Alex Horowitz, principal administrator of one’s individual funds investment at the Pew Charitable Trusts, said the CFPB’s 2020 control rescinding function-to-pay-off standards “is according to flawed studies and neglected the majority of research verifying solitary-fee money has injured people.”

The modern pay day code, if it is actually ever enacted, do restrict lenders away from making more than a few ineffective tries to debit a repayment out-of a consumer’s bank account. People limits was made to cover borrowers out-of that have their money garnished because of the pay check lenders or off taking on constant overdraft charges.

Given that payday laws plus talks about debit and prepaid service cards one fundamentally don’t fees people one costs, the brand new pay check teams have advertised that code would be invalidated because the “haphazard and you may capricious” under the Management Procedure Operate, Vergonis told you.

The guy known as percentage arrangements “irrationally overbroad,” because they expand in order to debit and you may prepaid service notes that are not attending produce good charge in order to users.
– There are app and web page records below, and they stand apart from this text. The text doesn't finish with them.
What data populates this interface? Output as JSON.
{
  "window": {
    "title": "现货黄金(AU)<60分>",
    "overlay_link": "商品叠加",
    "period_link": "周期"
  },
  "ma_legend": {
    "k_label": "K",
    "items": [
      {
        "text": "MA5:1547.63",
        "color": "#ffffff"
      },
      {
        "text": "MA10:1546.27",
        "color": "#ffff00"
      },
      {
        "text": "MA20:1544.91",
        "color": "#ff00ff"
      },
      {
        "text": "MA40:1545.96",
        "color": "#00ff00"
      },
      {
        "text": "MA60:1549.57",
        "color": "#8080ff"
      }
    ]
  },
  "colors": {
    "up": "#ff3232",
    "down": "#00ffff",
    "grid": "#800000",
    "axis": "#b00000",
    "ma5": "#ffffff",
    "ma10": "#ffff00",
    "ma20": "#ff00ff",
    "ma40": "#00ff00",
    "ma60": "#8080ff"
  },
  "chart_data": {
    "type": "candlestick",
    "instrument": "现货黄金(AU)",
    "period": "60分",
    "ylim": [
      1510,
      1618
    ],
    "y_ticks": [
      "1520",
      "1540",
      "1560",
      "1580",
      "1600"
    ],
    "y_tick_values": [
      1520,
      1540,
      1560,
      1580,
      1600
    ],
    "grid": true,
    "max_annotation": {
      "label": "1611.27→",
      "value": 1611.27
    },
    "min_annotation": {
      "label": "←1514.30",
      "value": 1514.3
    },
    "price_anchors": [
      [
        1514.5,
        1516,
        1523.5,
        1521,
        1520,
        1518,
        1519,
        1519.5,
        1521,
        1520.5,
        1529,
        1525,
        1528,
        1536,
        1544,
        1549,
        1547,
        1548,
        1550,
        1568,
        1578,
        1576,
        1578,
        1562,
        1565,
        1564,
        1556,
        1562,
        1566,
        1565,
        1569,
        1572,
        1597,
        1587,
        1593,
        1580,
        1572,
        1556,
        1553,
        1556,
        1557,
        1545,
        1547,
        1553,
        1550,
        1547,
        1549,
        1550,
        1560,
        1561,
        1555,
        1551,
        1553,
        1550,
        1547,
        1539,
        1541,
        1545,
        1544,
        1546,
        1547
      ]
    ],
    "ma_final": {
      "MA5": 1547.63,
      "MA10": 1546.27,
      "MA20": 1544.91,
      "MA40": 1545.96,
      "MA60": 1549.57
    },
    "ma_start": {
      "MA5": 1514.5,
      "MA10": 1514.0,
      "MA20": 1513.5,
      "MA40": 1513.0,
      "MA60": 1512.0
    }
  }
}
Horowitz said that in the past 5 years out-of legal actions, much more says possess introduced pay-day reforms and banking institutions was providing small-dollar and extended-term cost loans that have aided decrease the price of borrowing having reasonable- and you will modest-income consumers.

When you look at the oral arguments Get 9, the brand new payday litigants say that the pay check signal should never possess been enacted to begin with given that Trump have to have already been in a position to flame Cordray

Whilst new pay day world will continue to challenge the pay day code with legal actions, advocates is actually moving for further individual protections.

“New CFPB is nevertheless reinstate the brand new 2017 rule since the government safeguards was defectively called for,” Horowitz said. Successful state reforms of Tx, Ohio, Virginia and you will The state and additionally reveal that “whenever legislation are manufactured well, pay check loan providers follow them and there’s widespread accessibility borrowing.”

Area of the danger of pay-day lenders is “rent-a-loans from banks” given from the banking companies on the behalf of pay day lenders you to “often have higher pricing than just condition laws make it,” Horowitz said.